▶ Directions for this task:
Look through the records, and whenever a line includes the word "name", copy it.

(Available data begins)

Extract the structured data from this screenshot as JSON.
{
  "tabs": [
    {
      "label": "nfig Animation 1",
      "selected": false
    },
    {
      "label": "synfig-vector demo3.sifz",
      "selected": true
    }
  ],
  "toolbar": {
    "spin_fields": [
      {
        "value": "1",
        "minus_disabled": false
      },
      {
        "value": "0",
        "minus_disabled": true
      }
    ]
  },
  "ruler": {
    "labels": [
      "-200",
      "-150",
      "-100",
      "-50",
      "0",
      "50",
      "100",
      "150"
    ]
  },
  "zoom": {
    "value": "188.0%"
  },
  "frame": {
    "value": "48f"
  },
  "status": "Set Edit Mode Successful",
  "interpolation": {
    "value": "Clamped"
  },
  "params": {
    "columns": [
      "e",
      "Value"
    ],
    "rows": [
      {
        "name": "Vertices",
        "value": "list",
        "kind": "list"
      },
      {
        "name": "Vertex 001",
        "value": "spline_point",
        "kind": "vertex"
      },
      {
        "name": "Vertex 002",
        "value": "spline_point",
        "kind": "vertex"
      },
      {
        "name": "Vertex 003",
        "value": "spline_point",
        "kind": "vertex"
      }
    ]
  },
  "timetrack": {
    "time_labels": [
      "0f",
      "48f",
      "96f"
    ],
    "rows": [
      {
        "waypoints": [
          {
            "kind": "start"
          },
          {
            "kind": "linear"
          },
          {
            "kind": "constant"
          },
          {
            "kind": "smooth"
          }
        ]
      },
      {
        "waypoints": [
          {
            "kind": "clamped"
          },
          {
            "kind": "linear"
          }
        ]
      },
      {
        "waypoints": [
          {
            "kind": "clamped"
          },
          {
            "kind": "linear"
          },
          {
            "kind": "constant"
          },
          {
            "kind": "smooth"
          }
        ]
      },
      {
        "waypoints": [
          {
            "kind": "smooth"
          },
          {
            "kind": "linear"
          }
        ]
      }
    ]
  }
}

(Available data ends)

▶ Your solution:
        "name": "Vertices",
        "name": "Vertex 001",
        "name": "Vertex 002",
        "name": "Vertex 003",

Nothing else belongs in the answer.